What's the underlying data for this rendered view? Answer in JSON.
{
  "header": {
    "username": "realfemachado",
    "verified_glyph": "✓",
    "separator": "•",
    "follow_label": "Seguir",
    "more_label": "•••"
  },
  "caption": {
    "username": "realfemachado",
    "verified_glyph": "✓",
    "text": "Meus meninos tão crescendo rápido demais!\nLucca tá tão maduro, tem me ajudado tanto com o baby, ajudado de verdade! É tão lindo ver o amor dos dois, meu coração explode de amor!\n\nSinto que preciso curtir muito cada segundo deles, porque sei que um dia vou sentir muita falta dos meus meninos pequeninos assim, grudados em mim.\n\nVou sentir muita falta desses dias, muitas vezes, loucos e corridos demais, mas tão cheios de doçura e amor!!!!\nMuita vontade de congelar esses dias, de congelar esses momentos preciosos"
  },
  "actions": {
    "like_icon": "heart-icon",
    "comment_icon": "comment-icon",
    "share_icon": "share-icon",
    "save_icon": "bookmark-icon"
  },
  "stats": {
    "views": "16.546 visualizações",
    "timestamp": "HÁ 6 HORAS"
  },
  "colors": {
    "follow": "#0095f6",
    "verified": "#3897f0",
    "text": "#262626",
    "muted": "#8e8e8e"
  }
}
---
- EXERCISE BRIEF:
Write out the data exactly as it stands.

- TASK RESULT:
What's the underlying data for this rendered view? Answer in JSON.
{
  "header": {
    "username": "realfemachado",
    "verified_glyph": "✓",
    "separator": "•",
    "follow_label": "Seguir",
    "more_label": "•••"
  },
  "caption": {
    "username": "realfemachado",
    "verified_glyph": "✓",
    "text": "Meus meninos tão crescendo rápido demais!\nLucca tá tão maduro, tem me ajudado tanto com o baby, ajudado de verdade! É tão lindo ver o amor dos dois, meu coração explode de amor!\n\nSinto que preciso curtir muito cada segundo deles, porque sei que um dia vou sentir muita falta dos meus meninos pequeninos assim, grudados em mim.\n\nVou sentir muita falta desses dias, muitas vezes, loucos e corridos demais, mas tão cheios de doçura e amor!!!!\nMuita vontade de congelar esses dias, de congelar esses momentos preciosos"
  },
  "actions": {
    "like_icon": "heart-icon",
    "comment_icon": "comment-icon",
    "share_icon": "share-icon",
    "save_icon": "bookmark-icon"
  },
  "stats": {
    "views": "16.546 visualizações",
    "timestamp": "HÁ 6 HORAS"
  },
  "colors": {
    "follow": "#0095f6",
    "verified": "#3897f0",
    "text": "#262626",
    "muted": "#8e8e8e"
  }
}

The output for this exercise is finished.